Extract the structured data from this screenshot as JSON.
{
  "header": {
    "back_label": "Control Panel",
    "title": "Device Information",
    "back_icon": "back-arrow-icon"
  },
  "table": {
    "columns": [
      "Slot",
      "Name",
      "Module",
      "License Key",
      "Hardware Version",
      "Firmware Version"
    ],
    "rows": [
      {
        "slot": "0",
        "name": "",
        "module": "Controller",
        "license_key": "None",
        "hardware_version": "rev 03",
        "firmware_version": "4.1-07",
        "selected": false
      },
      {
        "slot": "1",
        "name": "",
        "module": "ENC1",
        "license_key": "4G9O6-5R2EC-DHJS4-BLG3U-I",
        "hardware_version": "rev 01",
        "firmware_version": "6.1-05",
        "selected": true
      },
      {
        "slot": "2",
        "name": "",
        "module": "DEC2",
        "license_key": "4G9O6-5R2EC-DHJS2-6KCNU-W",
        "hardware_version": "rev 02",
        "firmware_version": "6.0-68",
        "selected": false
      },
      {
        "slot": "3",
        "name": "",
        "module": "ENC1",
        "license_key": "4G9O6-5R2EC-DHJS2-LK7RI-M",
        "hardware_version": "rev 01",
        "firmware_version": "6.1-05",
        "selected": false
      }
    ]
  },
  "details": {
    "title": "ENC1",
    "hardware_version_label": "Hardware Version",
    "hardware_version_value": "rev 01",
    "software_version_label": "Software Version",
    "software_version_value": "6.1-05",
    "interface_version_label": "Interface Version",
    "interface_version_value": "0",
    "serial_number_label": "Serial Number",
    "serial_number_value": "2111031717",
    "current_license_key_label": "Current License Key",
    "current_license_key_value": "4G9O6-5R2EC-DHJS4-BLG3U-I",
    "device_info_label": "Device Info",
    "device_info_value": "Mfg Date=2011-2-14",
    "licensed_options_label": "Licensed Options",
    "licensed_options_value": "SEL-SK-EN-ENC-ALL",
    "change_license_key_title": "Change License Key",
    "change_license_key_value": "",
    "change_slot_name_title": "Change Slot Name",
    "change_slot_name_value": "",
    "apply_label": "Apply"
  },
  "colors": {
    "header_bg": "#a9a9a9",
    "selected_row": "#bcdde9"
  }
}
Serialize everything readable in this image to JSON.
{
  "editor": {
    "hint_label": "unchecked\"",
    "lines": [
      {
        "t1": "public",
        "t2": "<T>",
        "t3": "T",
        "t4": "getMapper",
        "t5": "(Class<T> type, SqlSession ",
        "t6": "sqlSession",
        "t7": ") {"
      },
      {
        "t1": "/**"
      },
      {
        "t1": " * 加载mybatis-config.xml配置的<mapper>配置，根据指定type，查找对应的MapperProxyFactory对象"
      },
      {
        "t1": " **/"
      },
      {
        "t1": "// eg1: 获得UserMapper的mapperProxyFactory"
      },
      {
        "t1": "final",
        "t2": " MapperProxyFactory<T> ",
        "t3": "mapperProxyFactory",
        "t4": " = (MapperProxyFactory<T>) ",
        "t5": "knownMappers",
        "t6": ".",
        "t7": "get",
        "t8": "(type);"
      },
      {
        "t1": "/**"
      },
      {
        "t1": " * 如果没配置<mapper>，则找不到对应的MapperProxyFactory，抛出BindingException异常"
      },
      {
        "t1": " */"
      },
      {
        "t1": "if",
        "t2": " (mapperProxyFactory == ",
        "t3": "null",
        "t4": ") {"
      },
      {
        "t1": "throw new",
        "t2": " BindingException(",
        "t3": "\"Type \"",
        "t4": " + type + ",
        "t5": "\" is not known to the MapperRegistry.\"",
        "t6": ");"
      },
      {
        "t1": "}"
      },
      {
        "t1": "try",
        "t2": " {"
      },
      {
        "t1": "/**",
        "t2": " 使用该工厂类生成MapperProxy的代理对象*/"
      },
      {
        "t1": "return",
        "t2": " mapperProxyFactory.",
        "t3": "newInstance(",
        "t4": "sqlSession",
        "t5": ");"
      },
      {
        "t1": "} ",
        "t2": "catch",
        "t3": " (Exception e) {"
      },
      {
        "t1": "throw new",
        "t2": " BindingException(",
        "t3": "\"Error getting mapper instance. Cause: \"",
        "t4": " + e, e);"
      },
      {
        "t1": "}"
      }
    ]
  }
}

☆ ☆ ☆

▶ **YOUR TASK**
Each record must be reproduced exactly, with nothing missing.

▶ **THE COMPLETED TASK**
Extract the structured data from this screenshot as JSON.
{
  "header": {
    "back_label": "Control Panel",
    "title": "Device Information",
    "back_icon": "back-arrow-icon"
  },
  "table": {
    "columns": [
      "Slot",
      "Name",
      "Module",
      "License Key",
      "Hardware Version",
      "Firmware Version"
    ],
    "rows": [
      {
        "slot": "0",
        "name": "",
        "module": "Controller",
        "license_key": "None",
        "hardware_version": "rev 03",
        "firmware_version": "4.1-07",
        "selected": false
      },
      {
        "slot": "1",
        "name": "",
        "module": "ENC1",
        "license_key": "4G9O6-5R2EC-DHJS4-BLG3U-I",
        "hardware_version": "rev 01",
        "firmware_version": "6.1-05",
        "selected": true
      },
      {
        "slot": "2",
        "name": "",
        "module": "DEC2",
        "license_key": "4G9O6-5R2EC-DHJS2-6KCNU-W",
        "hardware_version": "rev 02",
        "firmware_version": "6.0-68",
        "selected": false
      },
      {
        "slot": "3",
        "name": "",
        "module": "ENC1",
        "license_key": "4G9O6-5R2EC-DHJS2-LK7RI-M",
        "hardware_version": "rev 01",
        "firmware_version": "6.1-05",
        "selected": false
      }
    ]
  },
  "details": {
    "title": "ENC1",
    "hardware_version_label": "Hardware Version",
    "hardware_version_value": "rev 01",
    "software_version_label": "Software Version",
    "software_version_value": "6.1-05",
    "interface_version_label": "Interface Version",
    "interface_version_value": "0",
    "serial_number_label": "Serial Number",
    "serial_number_value": "2111031717",
    "current_license_key_label": "Current License Key",
    "current_license_key_value": "4G9O6-5R2EC-DHJS4-BLG3U-I",
    "device_info_label": "Device Info",
    "device_info_value": "Mfg Date=2011-2-14",
    "licensed_options_label": "Licensed Options",
    "licensed_options_value": "SEL-SK-EN-ENC-ALL",
    "change_license_key_title": "Change License Key",
    "change_license_key_value": "",
    "change_slot_name_title": "Change Slot Name",
    "change_slot_name_value": "",
    "apply_label": "Apply"
  },
  "colors": {
    "header_bg": "#a9a9a9",
    "selected_row": "#bcdde9"
  }
}
Serialize everything readable in this image to JSON.
{
  "editor": {
    "hint_label": "unchecked\"",
    "lines": [
      {
        "t1": "public",
        "t2": "<T>",
        "t3": "T",
        "t4": "getMapper",
        "t5": "(Class<T> type, SqlSession ",
        "t6": "sqlSession",
        "t7": ") {"
      },
      {
        "t1": "/**"
      },
      {
        "t1": " * 加载mybatis-config.xml配置的<mapper>配置，根据指定type，查找对应的MapperProxyFactory对象"
      },
      {
        "t1": " **/"
      },
      {
        "t1": "// eg1: 获得UserMapper的mapperProxyFactory"
      },
      {
        "t1": "final",
        "t2": " MapperProxyFactory<T> ",
        "t3": "mapperProxyFactory",
        "t4": " = (MapperProxyFactory<T>) ",
        "t5": "knownMappers",
        "t6": ".",
        "t7": "get",
        "t8": "(type);"
      },
      {
        "t1": "/**"
      },
      {
        "t1": " * 如果没配置<mapper>，则找不到对应的MapperProxyFactory，抛出BindingException异常"
      },
      {
        "t1": " */"
      },
      {
        "t1": "if",
        "t2": " (mapperProxyFactory == ",
        "t3": "null",
        "t4": ") {"
      },
      {
        "t1": "throw new",
        "t2": " BindingException(",
        "t3": "\"Type \"",
        "t4": " + type + ",
        "t5": "\" is not known to the MapperRegistry.\"",
        "t6": ");"
      },
      {
        "t1": "}"
      },
      {
        "t1": "try",
        "t2": " {"
      },
      {
        "t1": "/**",
        "t2": " 使用该工厂类生成MapperProxy的代理对象*/"
      },
      {
        "t1": "return",
        "t2": " mapperProxyFactory.",
        "t3": "newInstance(",
        "t4": "sqlSession",
        "t5": ");"
      },
      {
        "t1": "} ",
        "t2": "catch",
        "t3": " (Exception e) {"
      },
      {
        "t1": "throw new",
        "t2": " BindingException(",
        "t3": "\"Error getting mapper instance. Cause: \"",
        "t4": " + e, e);"
      },
      {
        "t1": "}"
      }
    ]
  }
}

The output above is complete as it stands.